Talk about what you read – to remember – Spd Rdng Technique number 19
Summary: Talking about what you read helps crystallise your understandings in your mind – which is the first step to remembering. Do it twice:
1) as you read, summarise the information to yourself – it keeps you actively engaged.
2) after reading, tell someone what you’ve read – it helps you understand and remember it better.
Although reading is traditionally viewed as a passive activity, it is important to engage with the material if you want to learn and remember things from it. Verbalising is an important part of clarifying, consolidating and retaining information you read.
Research is now backing up what we’ve been teaching for over 14 years
Canadian researchers (Alexis Lafleur and Victor Boucher)suggest that those who talk to themselves or others may have better memories than those who don’t. So if you want to remember something talk to yourself our loud or share it with others. Professor Victor Boucher of the University of Montreal in Quebec states that by increasing the number of aspects to the information (i.e. the effort of talking and moving lips) we make it more memorable. This links to the speed reading technique number 16 (remember by doing something) which states that the more things you do to remember information the more likely you will recall it later. The research paper (The ecology of self-monitoring effects on memory of verbal productions: Does speaking to someone make a difference?) published in the Journal of Consciousness and Cognition states: “The simple fact of articulating without making a sound creates a sensorimotor link that increases our ability to remember, but if it is related to the functionality of speech, we remember even more. The added effect of talking to someone shows that in addition to the sensorimotor aspects related to verbal expression, the brain refers to the multisensory information associated with the communication episode.”
Talk to yourself as you read
We’re assuming that you’re marking the book as you go along and/or taking notes (speed reading technique number 17) – both techniques which help you engage with the material, help you crystallise ideas in your mind and therefore help you fix them in your memory. Another way to read actively and critically is to comment (internally or aloud) on what you’re reading as you go along, eg “OK, so the words are saying … but the underlying meaning is … and the author is clearly on the side of ….”. Alternatively you can ask questions about what you’re reading:

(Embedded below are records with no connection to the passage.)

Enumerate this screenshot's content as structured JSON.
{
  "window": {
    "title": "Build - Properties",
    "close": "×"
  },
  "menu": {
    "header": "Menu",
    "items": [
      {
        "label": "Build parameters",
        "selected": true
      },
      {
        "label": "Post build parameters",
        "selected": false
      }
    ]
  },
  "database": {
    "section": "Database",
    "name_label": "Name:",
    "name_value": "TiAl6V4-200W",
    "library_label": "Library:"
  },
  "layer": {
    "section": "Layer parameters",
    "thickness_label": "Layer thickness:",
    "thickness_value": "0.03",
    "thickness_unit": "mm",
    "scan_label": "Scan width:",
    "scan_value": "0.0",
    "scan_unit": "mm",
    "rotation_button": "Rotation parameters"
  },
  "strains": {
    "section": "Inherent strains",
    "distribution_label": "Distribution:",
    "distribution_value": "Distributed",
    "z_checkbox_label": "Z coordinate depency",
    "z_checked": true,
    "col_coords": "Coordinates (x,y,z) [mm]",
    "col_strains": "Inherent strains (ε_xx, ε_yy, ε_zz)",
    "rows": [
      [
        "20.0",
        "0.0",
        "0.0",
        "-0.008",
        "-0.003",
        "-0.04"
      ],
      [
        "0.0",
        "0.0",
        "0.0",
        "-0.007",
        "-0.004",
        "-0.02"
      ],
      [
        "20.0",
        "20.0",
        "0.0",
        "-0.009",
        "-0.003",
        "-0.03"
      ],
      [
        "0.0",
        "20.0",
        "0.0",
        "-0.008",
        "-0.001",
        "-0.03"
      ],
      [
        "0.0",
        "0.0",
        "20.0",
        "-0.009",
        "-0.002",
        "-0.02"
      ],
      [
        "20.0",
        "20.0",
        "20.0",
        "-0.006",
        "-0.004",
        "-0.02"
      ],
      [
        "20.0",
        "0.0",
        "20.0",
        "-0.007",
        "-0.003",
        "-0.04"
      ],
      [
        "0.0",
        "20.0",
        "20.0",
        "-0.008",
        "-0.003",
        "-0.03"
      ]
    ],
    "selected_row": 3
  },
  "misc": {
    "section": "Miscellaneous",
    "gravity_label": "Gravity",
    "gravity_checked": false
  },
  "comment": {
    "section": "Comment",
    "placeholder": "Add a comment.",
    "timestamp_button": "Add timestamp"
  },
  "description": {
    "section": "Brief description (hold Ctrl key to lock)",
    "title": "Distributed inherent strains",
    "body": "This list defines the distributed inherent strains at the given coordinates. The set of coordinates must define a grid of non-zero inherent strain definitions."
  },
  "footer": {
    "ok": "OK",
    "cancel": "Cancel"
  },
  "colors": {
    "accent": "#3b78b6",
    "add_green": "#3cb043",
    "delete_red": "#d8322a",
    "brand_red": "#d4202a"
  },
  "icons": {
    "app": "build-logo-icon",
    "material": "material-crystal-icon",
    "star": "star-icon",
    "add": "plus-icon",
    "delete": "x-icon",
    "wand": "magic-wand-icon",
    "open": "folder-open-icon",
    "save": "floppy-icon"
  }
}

- Is this important to me and my purpose? (if not, move on)
- Do I already know this? (if so, move on)
- Is there anything else which is not here? (in which case, where can I find it?)
Questions can also help clarify or amend your purpose (speed reading technique number 4) – which in some cases you will do as you go along.
Subvocalising / vocalising
Talking to yourself as you read has the added benefit of stopping you from subvocalising. Mentally saying or mouthing the words to yourself as you read can slow you down to the speed of speaking (average 70-240wpm in English – it may vary slightly in other languages) when you’re reading for information. Subvocalising (or even vocalising, saying the words out loud) is a throw-back to when we first learnt to read. Many books on speed reading make a big deal about subvocalising, but it isn’t a bad thing in itself – most of us do it some of the time. Sometimes you need to say the words aloud to check the pronunciation, or to make sense of something complicated. But subvocalising limits you to reading word by word, when you should be reading chunks of text at one time in order to speed up (see Read the message: speed reading technique number 6 and Take fewer stops: speed reading technique number 8). As a first step, practise just saying the key words to yourself rather than the whole sentence (so for this last sentence you might say: ‘first – say key words not whole sentence’). You might also use this habit productively by saying more important words and phrases more loudly. Then try speaking about what you’re reading (making mental notes such as ‘this bit’s just another example’ or ‘this isn’t important’ or ‘key words not whole sentence’) which means that you can’t read the words aloud to yourself and therefore it allows you to speed up. As you speed up, you’ll find it easy to get out of the habit of saying the words to yourself as you read because you won’t have time. It’s the opposite of a vicious circle – a virtuous spiral.
Talk to someone else
As well as talking to yourself while you read, talk to someone else after you’ve been reading. When you have finished a book and taken out the information you need, talking about what you have read will help you ‘fix’ the ideas in your mind so that you remember them.
If possible, share what you’ve read with an interested friend – preferably by telling them, although emailing, blogging and twittering also work (and provide you with a written copy you can refer to later). If you’re short of (interested) friends then say the words out loud to yourself.
After talking about what they’ve read, many people find that they have achieved much more of their purpose than they initially thought when they first stopped reading.
EXPERT TIP Talking about and sharing information helps you learn it better and remember better.
Memory tips suggested by cognitive psychologists over the years include: circling one’s arms, chewing gum, drinking water and representing what we need to remember as a silly drawing.
Read all speed reading techniques in Spd Rdng – The Speed Reading Bible